• **Task directions**:
The reply must repeat each entry exactly and contain no pictures.

• **Material for this exercise**:
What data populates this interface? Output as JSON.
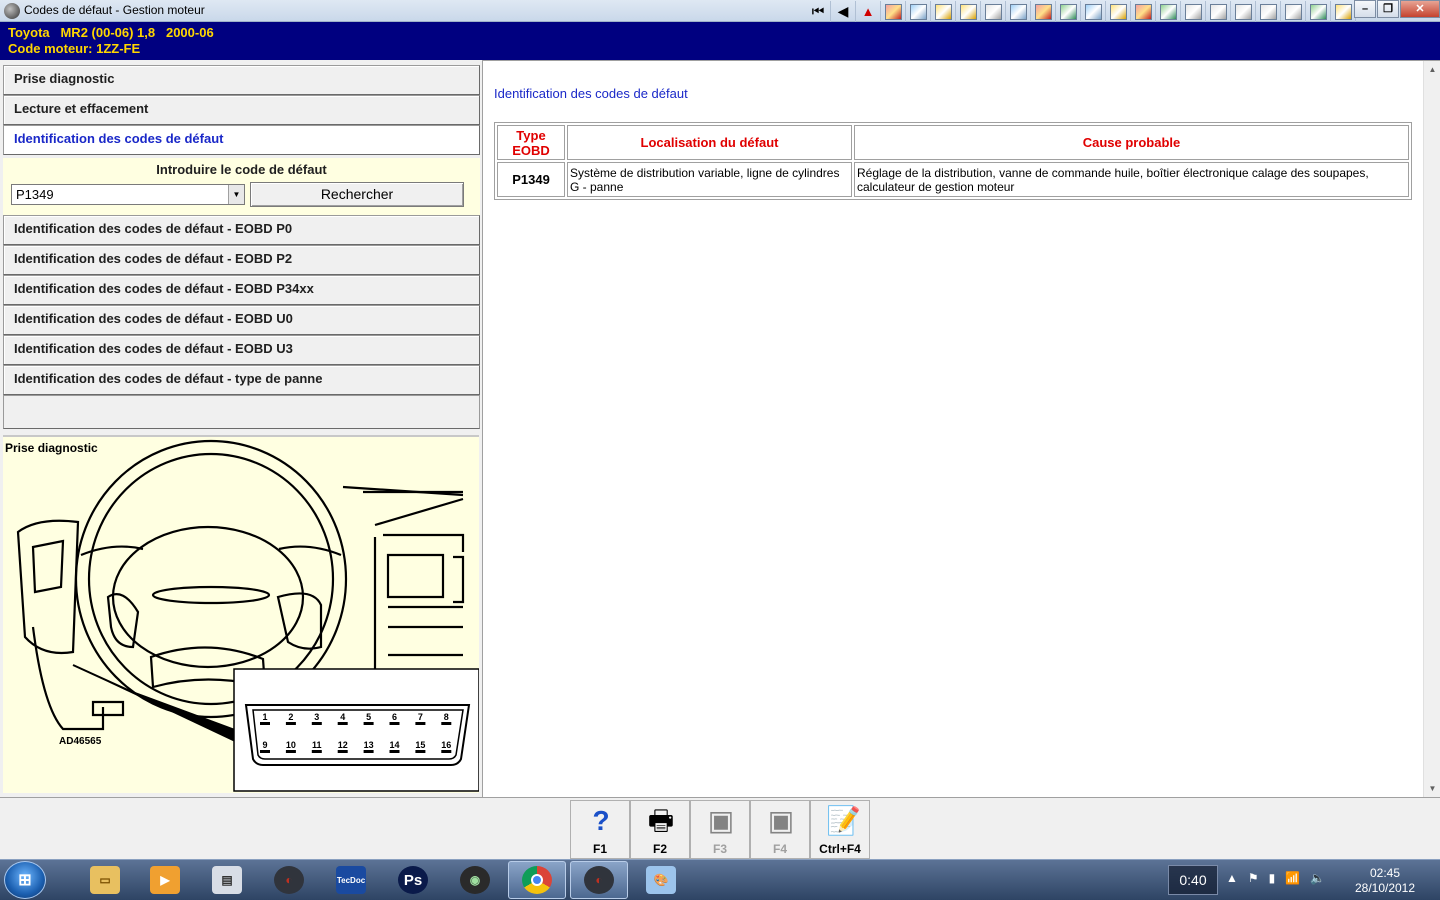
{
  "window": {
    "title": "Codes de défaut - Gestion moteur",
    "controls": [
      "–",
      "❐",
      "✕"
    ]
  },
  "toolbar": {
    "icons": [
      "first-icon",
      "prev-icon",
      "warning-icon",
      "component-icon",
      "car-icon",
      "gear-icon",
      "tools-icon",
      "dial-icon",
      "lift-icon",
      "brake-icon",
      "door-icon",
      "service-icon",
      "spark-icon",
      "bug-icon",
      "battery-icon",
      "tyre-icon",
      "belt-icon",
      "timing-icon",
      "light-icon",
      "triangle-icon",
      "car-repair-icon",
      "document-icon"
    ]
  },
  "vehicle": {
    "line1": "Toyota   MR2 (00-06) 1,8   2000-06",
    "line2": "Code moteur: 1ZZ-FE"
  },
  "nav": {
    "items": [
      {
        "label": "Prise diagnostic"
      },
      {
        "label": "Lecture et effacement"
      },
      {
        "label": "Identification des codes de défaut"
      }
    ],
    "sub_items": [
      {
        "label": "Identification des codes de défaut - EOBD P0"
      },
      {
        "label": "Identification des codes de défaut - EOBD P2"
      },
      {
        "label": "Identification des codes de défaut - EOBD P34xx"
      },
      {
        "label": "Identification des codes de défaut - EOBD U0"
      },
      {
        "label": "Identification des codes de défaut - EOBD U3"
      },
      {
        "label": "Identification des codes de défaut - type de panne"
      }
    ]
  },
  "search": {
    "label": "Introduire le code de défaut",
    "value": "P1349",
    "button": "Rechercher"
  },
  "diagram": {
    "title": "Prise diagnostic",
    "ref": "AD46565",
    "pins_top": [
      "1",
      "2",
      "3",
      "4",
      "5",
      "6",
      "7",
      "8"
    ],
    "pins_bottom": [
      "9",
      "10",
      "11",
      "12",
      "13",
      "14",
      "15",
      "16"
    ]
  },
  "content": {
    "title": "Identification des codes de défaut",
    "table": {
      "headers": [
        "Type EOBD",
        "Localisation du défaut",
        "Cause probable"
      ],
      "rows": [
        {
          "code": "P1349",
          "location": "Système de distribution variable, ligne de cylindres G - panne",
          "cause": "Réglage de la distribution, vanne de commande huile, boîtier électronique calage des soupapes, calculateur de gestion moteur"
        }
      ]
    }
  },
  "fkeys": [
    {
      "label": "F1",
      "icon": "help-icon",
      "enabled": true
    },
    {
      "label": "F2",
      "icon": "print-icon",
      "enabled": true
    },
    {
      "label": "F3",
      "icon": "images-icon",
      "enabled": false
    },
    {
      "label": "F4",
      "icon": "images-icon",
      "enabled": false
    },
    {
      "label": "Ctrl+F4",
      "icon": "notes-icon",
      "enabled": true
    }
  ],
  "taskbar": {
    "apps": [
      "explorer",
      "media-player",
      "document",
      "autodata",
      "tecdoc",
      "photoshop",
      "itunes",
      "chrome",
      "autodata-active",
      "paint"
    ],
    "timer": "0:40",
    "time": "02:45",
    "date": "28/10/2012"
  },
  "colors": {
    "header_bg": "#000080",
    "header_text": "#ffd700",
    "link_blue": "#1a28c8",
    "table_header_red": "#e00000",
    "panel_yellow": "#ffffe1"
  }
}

• **Solution for this task**:
What data populates this interface? Output as JSON.
{
  "window": {
    "title": "Codes de défaut - Gestion moteur",
    "controls": [
      "–",
      "❐",
      "✕"
    ]
  },
  "toolbar": {
    "icons": [
      "first-icon",
      "prev-icon",
      "warning-icon",
      "component-icon",
      "car-icon",
      "gear-icon",
      "tools-icon",
      "dial-icon",
      "lift-icon",
      "brake-icon",
      "door-icon",
      "service-icon",
      "spark-icon",
      "bug-icon",
      "battery-icon",
      "tyre-icon",
      "belt-icon",
      "timing-icon",
      "light-icon",
      "triangle-icon",
      "car-repair-icon",
      "document-icon"
    ]
  },
  "vehicle": {
    "line1": "Toyota   MR2 (00-06) 1,8   2000-06",
    "line2": "Code moteur: 1ZZ-FE"
  },
  "nav": {
    "items": [
      {
        "label": "Prise diagnostic"
      },
      {
        "label": "Lecture et effacement"
      },
      {
        "label": "Identification des codes de défaut"
      }
    ],
    "sub_items": [
      {
        "label": "Identification des codes de défaut - EOBD P0"
      },
      {
        "label": "Identification des codes de défaut - EOBD P2"
      },
      {
        "label": "Identification des codes de défaut - EOBD P34xx"
      },
      {
        "label": "Identification des codes de défaut - EOBD U0"
      },
      {
        "label": "Identification des codes de défaut - EOBD U3"
      },
      {
        "label": "Identification des codes de défaut - type de panne"
      }
    ]
  },
  "search": {
    "label": "Introduire le code de défaut",
    "value": "P1349",
    "button": "Rechercher"
  },
  "diagram": {
    "title": "Prise diagnostic",
    "ref": "AD46565",
    "pins_top": [
      "1",
      "2",
      "3",
      "4",
      "5",
      "6",
      "7",
      "8"
    ],
    "pins_bottom": [
      "9",
      "10",
      "11",
      "12",
      "13",
      "14",
      "15",
      "16"
    ]
  },
  "content": {
    "title": "Identification des codes de défaut",
    "table": {
      "headers": [
        "Type EOBD",
        "Localisation du défaut",
        "Cause probable"
      ],
      "rows": [
        {
          "code": "P1349",
          "location": "Système de distribution variable, ligne de cylindres G - panne",
          "cause": "Réglage de la distribution, vanne de commande huile, boîtier électronique calage des soupapes, calculateur de gestion moteur"
        }
      ]
    }
  },
  "fkeys": [
    {
      "label": "F1",
      "icon": "help-icon",
      "enabled": true
    },
    {
      "label": "F2",
      "icon": "print-icon",
      "enabled": true
    },
    {
      "label": "F3",
      "icon": "images-icon",
      "enabled": false
    },
    {
      "label": "F4",
      "icon": "images-icon",
      "enabled": false
    },
    {
      "label": "Ctrl+F4",
      "icon": "notes-icon",
      "enabled": true
    }
  ],
  "taskbar": {
    "apps": [
      "explorer",
      "media-player",
      "document",
      "autodata",
      "tecdoc",
      "photoshop",
      "itunes",
      "chrome",
      "autodata-active",
      "paint"
    ],
    "timer": "0:40",
    "time": "02:45",
    "date": "28/10/2012"
  },
  "colors": {
    "header_bg": "#000080",
    "header_text": "#ffd700",
    "link_blue": "#1a28c8",
    "table_header_red": "#e00000",
    "panel_yellow": "#ffffe1"
  }
}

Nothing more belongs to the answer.